In addition, the United States does not have jurisdiction to require Mexico to pay for the wall or for other countries to accept individuals who are deported. While the United States can impose economic sanctions on these countries, Trump has basically made a promise that he can’t keep.
Even if he can’t keep all of his promises, however, it seems likely that Trump will want to at least take steps towards promoting some of these policies to appease his constituents. Otherwise, he won’t have a chance at reelection in four years.
Trump’s Appointment of Jeff Sessions as Attorney General
On November 18, 2016, Donald Trump announced his nomination of Jeff Sessions as Attorney General of the United States. Sessions is a Republican and a Senator from Alabama. He is the former Attorney General of Alabama and was the U.S. Attorney for the Southern District of Alabama for over a decade.
Trump’s appointment of Sessions as Attorney General is one of the best predictors for ICE’s future immigration policies. The Attorney General of the United States has broad discretion under the Immigration and Nationality Act to regulate and enforce immigration law.
Sessions was a controversial pick for Attorney General because of his conduct as a U.S. Attorney. During his time, Sessions allegedly referred to an African American attorney as “boy” and told him to “be careful what you say to white folks”. He has allegedly stated that he liked the KKK until he discovered they smoked pot.
Even without considering the racist allegations, Session is a hardline conservative who takes a tough stance against immigration considering the fact that:
- He supports Donald Trump’s plan to build a wall.
- He is against laws that provide a pathway to legal status or citizenship. He opposed the Comprehensive Immigration Reform Act of 2006, and 2007, and the Border Security, Economic Opportunity, and Immigration Modernization Act of 2013.
- He opposed federal funding for cities labeled as “sanctuary cities”.
- He supports a “zero tolerance” policy for illegal entries at the border including increased enforcement and mandatory minimum prison sentences in certain cases.
- He supports government services in English only.
- He opposes undocumented aliens contributing to and receiving social security.
- He has questioned the constitutionality of DACA.
Expectations for Future ICE policy
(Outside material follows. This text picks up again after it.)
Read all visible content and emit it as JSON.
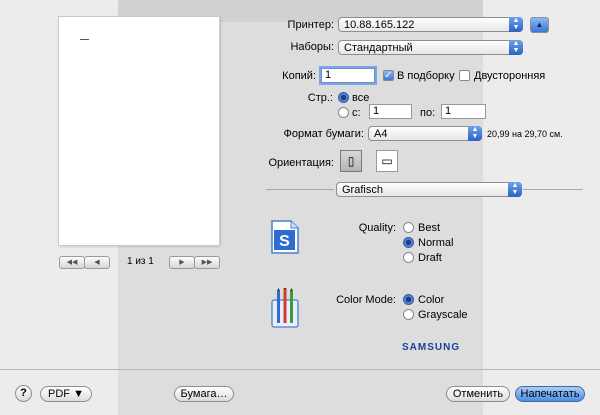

Donald Trump centered his presidential campaign around immigration reform. Jeff Sessions appears to be his enforcer. In 2017, legal permanent residents and undocumented aliens should expect an increase in enforcement against illegal immigration. This will more likely result in an increase in border agents, detention centers, and immigration judges.
DACA will more than likely be repealed. This will result in hundreds of thousands of immigrants losing legal status. Unless these individuals can petition for some other type of immigration status, they will become immediately deportable.
ICE has previously prioritized their removal enforcement of immigrants with serious criminal convictions. I would anticipate that this will still be the case. However, starting in 2017, I would expect ICE to initiate removal proceedings on immigrants with a minor offenses as well.
In addition to increased deportations, I would anticipate a decrease in immigration relief for Respondents in removal proceedings. This could occur from a Republican Congress changing, or eliminating, existing forms of relief and from ICE policy changes towards prosecutorial discretion.
It would be advisable for undocumented aliens, DACA participants, and legal permanent residents with criminal convictions to seek an attorney with experience in both immigration (link to immigration page) and criminal law (link to criminal page) in the near future to their legal status.